> PROBLEM TO SOLVE
Go through the entries below and say how many lines contain the string "screenshot"; write only that number.

> INFORMATION GIVEN
+++

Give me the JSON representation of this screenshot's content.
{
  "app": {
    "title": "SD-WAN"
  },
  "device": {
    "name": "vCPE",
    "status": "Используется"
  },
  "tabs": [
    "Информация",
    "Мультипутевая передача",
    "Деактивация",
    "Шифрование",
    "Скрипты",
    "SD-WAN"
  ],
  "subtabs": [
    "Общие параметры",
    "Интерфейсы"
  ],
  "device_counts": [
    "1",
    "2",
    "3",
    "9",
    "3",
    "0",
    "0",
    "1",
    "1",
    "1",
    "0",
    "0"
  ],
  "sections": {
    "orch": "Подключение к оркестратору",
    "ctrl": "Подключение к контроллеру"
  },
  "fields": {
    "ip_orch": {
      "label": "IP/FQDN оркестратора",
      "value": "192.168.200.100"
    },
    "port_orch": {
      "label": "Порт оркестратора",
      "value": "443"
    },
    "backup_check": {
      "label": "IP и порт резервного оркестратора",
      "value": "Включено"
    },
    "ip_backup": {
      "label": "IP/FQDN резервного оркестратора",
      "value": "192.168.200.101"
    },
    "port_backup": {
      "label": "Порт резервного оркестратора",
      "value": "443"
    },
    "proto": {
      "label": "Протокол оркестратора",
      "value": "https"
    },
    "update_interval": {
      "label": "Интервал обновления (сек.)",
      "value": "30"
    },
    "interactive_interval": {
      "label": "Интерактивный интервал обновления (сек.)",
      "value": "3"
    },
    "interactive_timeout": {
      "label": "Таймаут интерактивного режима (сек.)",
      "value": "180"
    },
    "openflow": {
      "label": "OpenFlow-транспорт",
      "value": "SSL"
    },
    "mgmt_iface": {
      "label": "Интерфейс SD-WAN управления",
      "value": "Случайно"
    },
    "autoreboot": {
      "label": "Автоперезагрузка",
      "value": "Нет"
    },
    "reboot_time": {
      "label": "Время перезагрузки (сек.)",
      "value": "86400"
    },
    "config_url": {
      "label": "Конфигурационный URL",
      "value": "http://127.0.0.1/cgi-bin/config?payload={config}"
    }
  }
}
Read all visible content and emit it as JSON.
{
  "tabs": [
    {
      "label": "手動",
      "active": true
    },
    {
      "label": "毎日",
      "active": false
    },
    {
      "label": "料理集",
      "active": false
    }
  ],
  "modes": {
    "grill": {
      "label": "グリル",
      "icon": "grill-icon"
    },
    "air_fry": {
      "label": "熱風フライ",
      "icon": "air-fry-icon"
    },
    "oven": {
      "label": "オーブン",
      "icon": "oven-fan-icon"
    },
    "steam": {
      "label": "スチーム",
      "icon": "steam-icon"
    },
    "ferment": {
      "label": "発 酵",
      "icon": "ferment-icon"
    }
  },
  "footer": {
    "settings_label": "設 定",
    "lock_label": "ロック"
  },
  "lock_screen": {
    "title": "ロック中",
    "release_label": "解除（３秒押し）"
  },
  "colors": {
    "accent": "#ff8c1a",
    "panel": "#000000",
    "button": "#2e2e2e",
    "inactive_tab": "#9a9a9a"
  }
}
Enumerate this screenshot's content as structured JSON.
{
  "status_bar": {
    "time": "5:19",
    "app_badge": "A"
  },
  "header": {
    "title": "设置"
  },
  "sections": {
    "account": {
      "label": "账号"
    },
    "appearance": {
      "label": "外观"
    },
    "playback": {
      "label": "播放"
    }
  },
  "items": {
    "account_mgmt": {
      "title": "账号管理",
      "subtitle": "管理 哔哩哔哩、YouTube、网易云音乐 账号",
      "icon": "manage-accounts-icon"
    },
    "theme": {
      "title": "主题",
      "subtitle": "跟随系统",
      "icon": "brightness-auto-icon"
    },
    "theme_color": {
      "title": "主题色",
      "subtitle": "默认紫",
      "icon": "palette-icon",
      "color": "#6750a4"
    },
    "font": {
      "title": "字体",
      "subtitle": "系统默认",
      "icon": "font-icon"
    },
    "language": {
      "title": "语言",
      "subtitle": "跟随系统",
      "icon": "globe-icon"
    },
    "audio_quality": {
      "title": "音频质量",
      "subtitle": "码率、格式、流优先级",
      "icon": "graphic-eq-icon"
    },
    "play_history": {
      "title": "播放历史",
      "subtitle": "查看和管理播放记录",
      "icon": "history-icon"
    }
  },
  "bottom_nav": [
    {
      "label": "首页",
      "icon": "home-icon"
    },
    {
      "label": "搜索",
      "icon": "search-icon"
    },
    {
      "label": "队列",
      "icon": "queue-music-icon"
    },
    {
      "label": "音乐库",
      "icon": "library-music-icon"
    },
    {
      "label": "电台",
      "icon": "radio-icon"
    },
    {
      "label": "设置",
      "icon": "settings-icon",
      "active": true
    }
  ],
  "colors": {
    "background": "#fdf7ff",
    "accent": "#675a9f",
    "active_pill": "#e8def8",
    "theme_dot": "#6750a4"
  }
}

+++

> TASK SOLUTION
2